BY DAVE STEEL
We are born homesick—longing for a land and a way of life we have never directly experienced, but which we know is somewhere, or at least ought to exist. —James Wilhoit
My family will tell you that I like to tie on the feedbag as much as the next guy. Still, I look forward to New Year’s Day, even though it can’t compete with the more flavorful holidays like Thanksgiving and Christmas. That’s because, as much as any holiday, New Year’s Day gets me reflecting on what God is doing in my life and where he’s taking me.
Each of us is on a spiritual journey. We’re all headed somewhere. This is just as true for those who rarely think about spiritual things as it is for those who are preoccupied with them. For me, the start of a new year is a chance to reflect on the journey.

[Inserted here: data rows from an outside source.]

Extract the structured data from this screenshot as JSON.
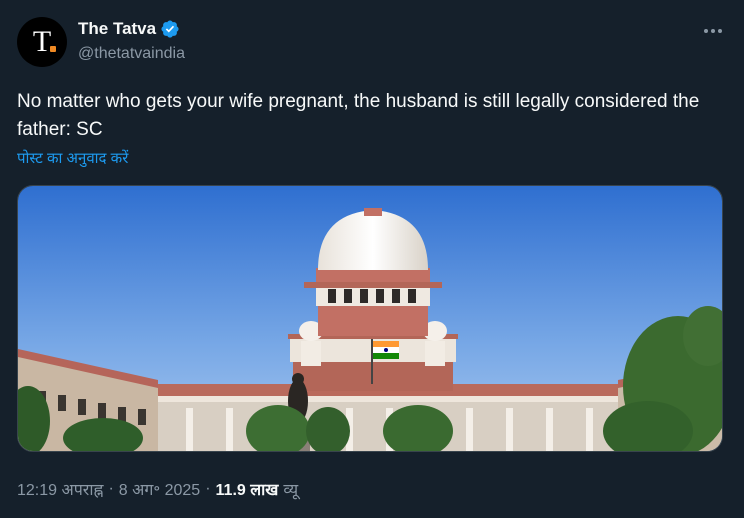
{
  "author": {
    "display_name": "The Tatva",
    "handle": "@thetatvaindia",
    "avatar_letter": "T.",
    "verified": true
  },
  "tweet": {
    "text": "No matter who gets your wife pregnant, the husband is still legally considered the father: SC",
    "translate_label": "पोस्ट का अनुवाद करें"
  },
  "media": {
    "description_icon": "photo-supreme-court"
  },
  "meta": {
    "time": "12:19 अपराह्न",
    "separator": "·",
    "date": "8 अग॰ 2025",
    "views_count": "11.9 लाख",
    "views_label": "व्यू"
  },
  "colors": {
    "background": "#15202b",
    "text": "#f7f9f9",
    "secondary": "#8b98a5",
    "link": "#1d9bf0",
    "verified": "#1d9bf0"
  },
  "icons": {
    "verified": "verified-badge-icon",
    "more": "more-options-icon"
  }
}
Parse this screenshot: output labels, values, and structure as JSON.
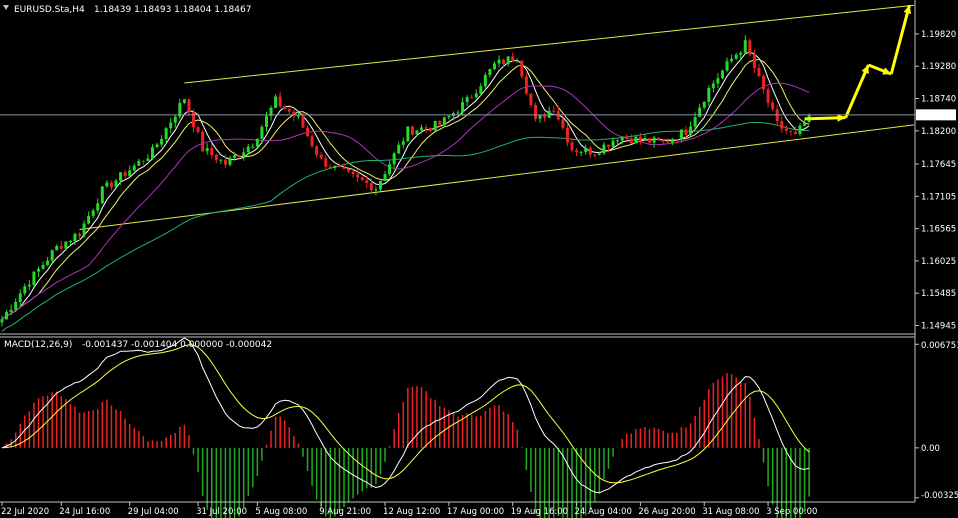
{
  "window": {
    "symbol_header": "EURUSD.Sta,H4",
    "ohlc": "1.18439 1.18493 1.18404 1.18467"
  },
  "macd_header": {
    "label": "MACD(12,26,9)",
    "values": "-0.001437 -0.001404 0.000000 -0.000042"
  },
  "colors": {
    "background": "#000000",
    "bull_candle": "#22dd22",
    "bear_candle": "#ee2222",
    "channel": "#e8e84a",
    "forecast_arrow": "#ffff00",
    "ma_fast": "#ffffff",
    "ma_mid": "#f0f070",
    "ma_slow": "#b030c0",
    "ma_long": "#20b070",
    "macd_line": "#ffffff",
    "signal_line": "#ffff40",
    "hist_pos": "#ee2222",
    "hist_neg": "#22aa22",
    "axis": "#c0c0c0"
  },
  "chart_data": {
    "type": "candlestick",
    "symbol": "EURUSD.Sta",
    "timeframe": "H4",
    "current_price": "1.18467",
    "price_axis_ticks": [
      "1.19820",
      "1.19280",
      "1.18740",
      "1.18200",
      "1.17645",
      "1.17105",
      "1.16565",
      "1.16025",
      "1.15485",
      "1.14945"
    ],
    "time_axis_ticks": [
      "22 Jul 2020",
      "24 Jul 16:00",
      "29 Jul 04:00",
      "31 Jul 20:00",
      "5 Aug 08:00",
      "9 Aug 21:00",
      "12 Aug 12:00",
      "17 Aug 00:00",
      "19 Aug 16:00",
      "24 Aug 04:00",
      "26 Aug 20:00",
      "31 Aug 08:00",
      "3 Sep 00:00"
    ],
    "ylim": [
      1.1487,
      1.2032
    ],
    "price_path": [
      {
        "i": 0,
        "p": 1.1505
      },
      {
        "i": 5,
        "p": 1.156
      },
      {
        "i": 12,
        "p": 1.1625
      },
      {
        "i": 17,
        "p": 1.165
      },
      {
        "i": 22,
        "p": 1.172
      },
      {
        "i": 28,
        "p": 1.1755
      },
      {
        "i": 33,
        "p": 1.1785
      },
      {
        "i": 40,
        "p": 1.1875
      },
      {
        "i": 44,
        "p": 1.179
      },
      {
        "i": 49,
        "p": 1.1765
      },
      {
        "i": 55,
        "p": 1.18
      },
      {
        "i": 60,
        "p": 1.187
      },
      {
        "i": 65,
        "p": 1.184
      },
      {
        "i": 70,
        "p": 1.177
      },
      {
        "i": 76,
        "p": 1.1745
      },
      {
        "i": 82,
        "p": 1.1725
      },
      {
        "i": 89,
        "p": 1.182
      },
      {
        "i": 96,
        "p": 1.183
      },
      {
        "i": 102,
        "p": 1.187
      },
      {
        "i": 108,
        "p": 1.193
      },
      {
        "i": 113,
        "p": 1.1945
      },
      {
        "i": 117,
        "p": 1.1835
      },
      {
        "i": 121,
        "p": 1.186
      },
      {
        "i": 125,
        "p": 1.179
      },
      {
        "i": 130,
        "p": 1.1785
      },
      {
        "i": 135,
        "p": 1.181
      },
      {
        "i": 140,
        "p": 1.1805
      },
      {
        "i": 145,
        "p": 1.18
      },
      {
        "i": 150,
        "p": 1.182
      },
      {
        "i": 155,
        "p": 1.189
      },
      {
        "i": 160,
        "p": 1.194
      },
      {
        "i": 163,
        "p": 1.1965
      },
      {
        "i": 166,
        "p": 1.1905
      },
      {
        "i": 170,
        "p": 1.183
      },
      {
        "i": 174,
        "p": 1.181
      },
      {
        "i": 177,
        "p": 1.1846
      }
    ],
    "channel_upper": [
      {
        "i": 40,
        "p": 1.19
      },
      {
        "i": 200,
        "p": 1.203
      }
    ],
    "channel_lower": [
      {
        "i": 17,
        "p": 1.1655
      },
      {
        "i": 200,
        "p": 1.183
      }
    ],
    "forecast_path": [
      {
        "i": 176,
        "p": 1.184
      },
      {
        "i": 185,
        "p": 1.1842
      },
      {
        "i": 190,
        "p": 1.193
      },
      {
        "i": 195,
        "p": 1.1915
      },
      {
        "i": 199,
        "p": 1.203
      }
    ],
    "macd_axis_ticks": [
      "0.006751",
      "0.00",
      "-0.003256"
    ],
    "macd_ylim": [
      -0.0034,
      0.0069
    ]
  }
}
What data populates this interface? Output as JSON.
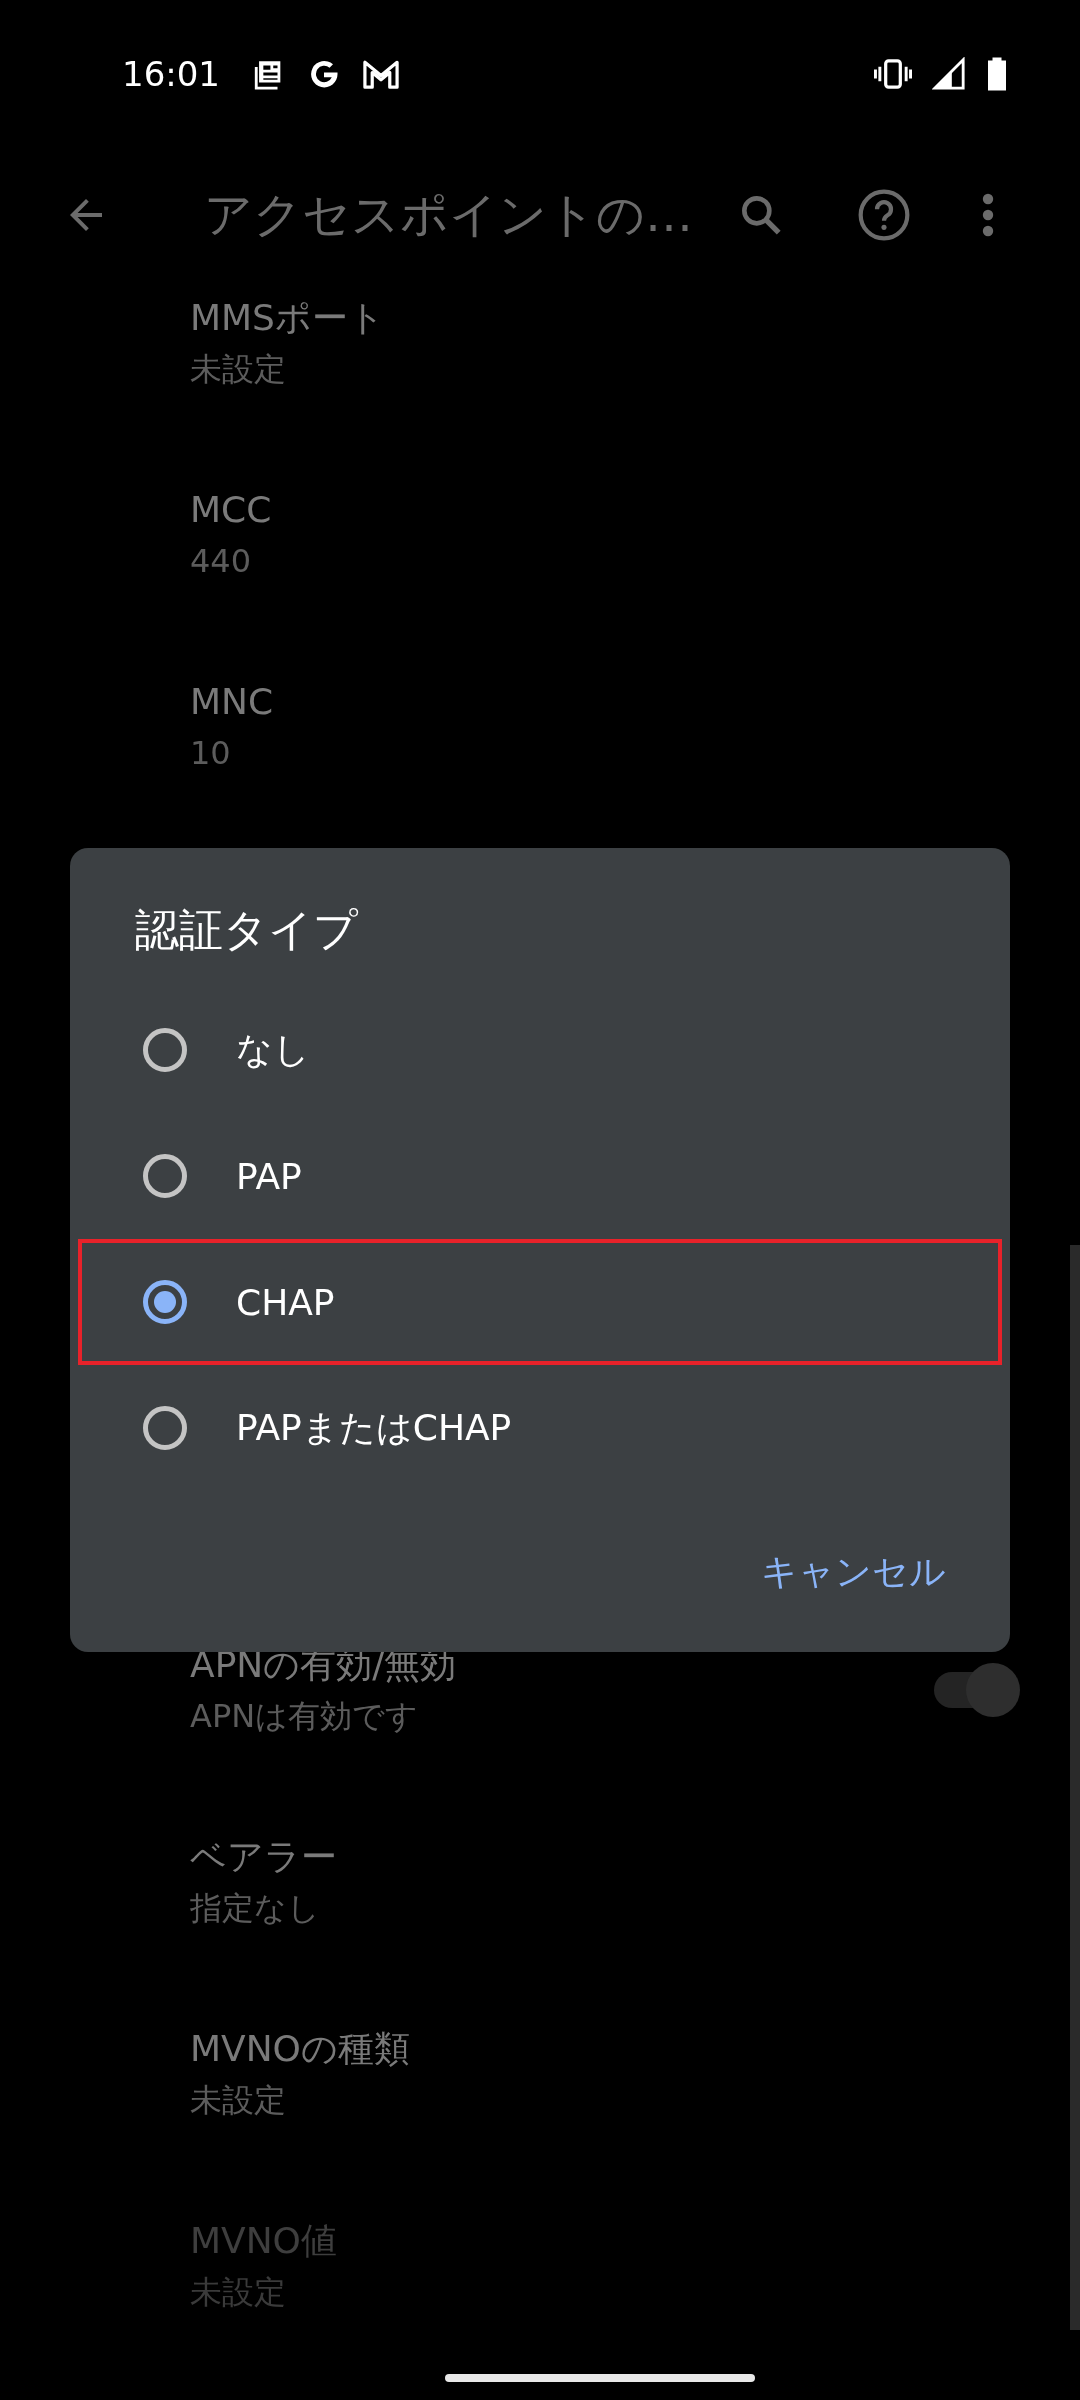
{
  "status_bar": {
    "time": "16:01"
  },
  "app_bar": {
    "title": "アクセスポイントの…"
  },
  "settings_top": [
    {
      "title": "MMSポート",
      "summary": "未設定",
      "disabled": false
    },
    {
      "title": "MCC",
      "summary": "440",
      "disabled": false
    },
    {
      "title": "MNC",
      "summary": "10",
      "disabled": false
    }
  ],
  "settings_bottom": [
    {
      "kind": "switch",
      "title": "APNの有効/無効",
      "summary": "APNは有効です",
      "disabled": false,
      "on": true
    },
    {
      "kind": "text",
      "title": "ベアラー",
      "summary": "指定なし",
      "disabled": false
    },
    {
      "kind": "text",
      "title": "MVNOの種類",
      "summary": "未設定",
      "disabled": false
    },
    {
      "kind": "text",
      "title": "MVNO値",
      "summary": "未設定",
      "disabled": true
    }
  ],
  "dialog": {
    "title": "認証タイプ",
    "options": [
      {
        "label": "なし",
        "selected": false,
        "highlighted": false
      },
      {
        "label": "PAP",
        "selected": false,
        "highlighted": false
      },
      {
        "label": "CHAP",
        "selected": true,
        "highlighted": true
      },
      {
        "label": "PAPまたはCHAP",
        "selected": false,
        "highlighted": false
      }
    ],
    "cancel": "キャンセル"
  }
}
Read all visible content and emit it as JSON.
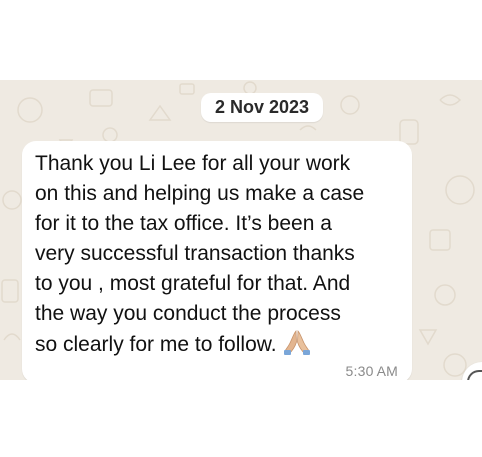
{
  "chat": {
    "date_chip": "2 Nov 2023",
    "message": {
      "lines": [
        "Thank you Li Lee for all your work",
        "on this and helping us make a case",
        "for it to the tax office. It’s been a",
        "very successful transaction thanks",
        "to you , most grateful for that. And",
        "the way you conduct the process",
        "so clearly for me to follow."
      ],
      "emoji": "folded-hands-icon",
      "time": "5:30 AM"
    }
  },
  "colors": {
    "wallpaper": "#efeae2",
    "bubble": "#ffffff",
    "text": "#111111",
    "timestamp": "#8a8a8a"
  }
}
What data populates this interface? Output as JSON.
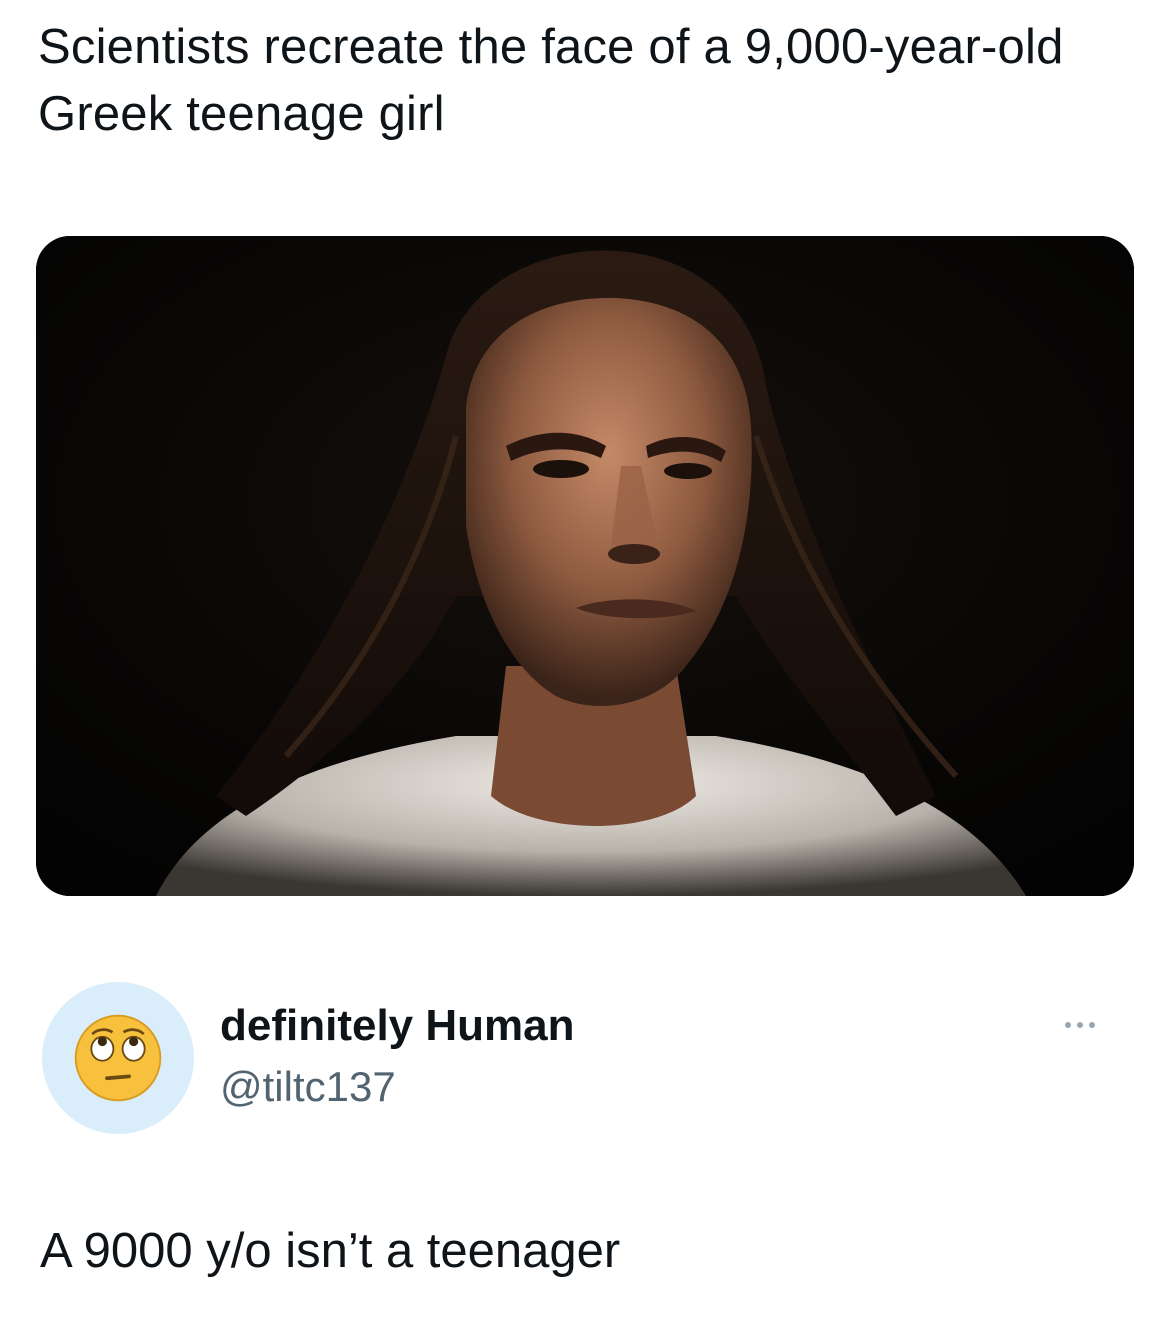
{
  "headline": {
    "text": "Scientists recreate the face of a 9,000-year-old Greek teenage girl"
  },
  "media": {
    "kind": "photo",
    "subject": "photo-of-reconstructed-face"
  },
  "reply": {
    "avatar_icon": "face-with-rolling-eyes-icon",
    "display_name": "definitely Human",
    "handle": "@tiltc137",
    "more_icon": "more-dots-icon",
    "text": "A 9000 y/o isn’t a teenager"
  },
  "colors": {
    "text_primary": "#0f1419",
    "text_secondary": "#536471",
    "avatar_bg": "#d9eefa"
  }
}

I imagine ancient Hebrews doing this during their pilgrimages to the temple, driven by a desire to feel close to God and to pray to him. On their way up to Jerusalem, they would sing “songs of ascent.” Psalm 84 vividly portrays the longing of the pilgrim when it says, “My soul yearns, even faints, for the courts of the Lord; my heart and my flesh cry out for the living God” (v. 2). These pilgrims would “go from strength to strength, till each appears before God in Zion” (v. 7). In other words, they were strengthened by God along the way, which is why the psalmist prayed, “Blessed are those whose strength is in you, whose hearts are set on pilgrimage” (v. 5).
The writer of Hebrews explains that they admitted, “they were foreigners and strangers on earth. . . . they were longing for a better country—a heavenly one. Therefore God is not ashamed to be called their God, for he has prepared a city for them” (Hebrews 11:13, 16).
Centuries later, Jesus came proclaiming a kingdom that’s “not of this world” (John 18:36). And when we answered his call to discipleship, we too became spiritual pilgrims in the best sense of the word. We may have experienced surprises and set-backs this year, but like our ancient counterparts we press on, celebrating our progress and anticipating our destination in due time.
Discipleship is a journey, one that fulfills an ancient longing to be with God. We yearn for the heavenly city prepared for us. Along the way, we sing songs of hopeful anticipation.
My prayer for you is that as you anticipate this new year our Lord would put a new song in your mouth, a hymn of praise to your God (Ps. 40:3).
Many of the psalms of the Bible were sung during these pilgrimages up to Jerusalem, fifteen of them (Psalms 120-134) being designated explicitly for this purpose with the label “A song of ascents.”
See Ps. 120-134.
See also Phil. 3:13-14.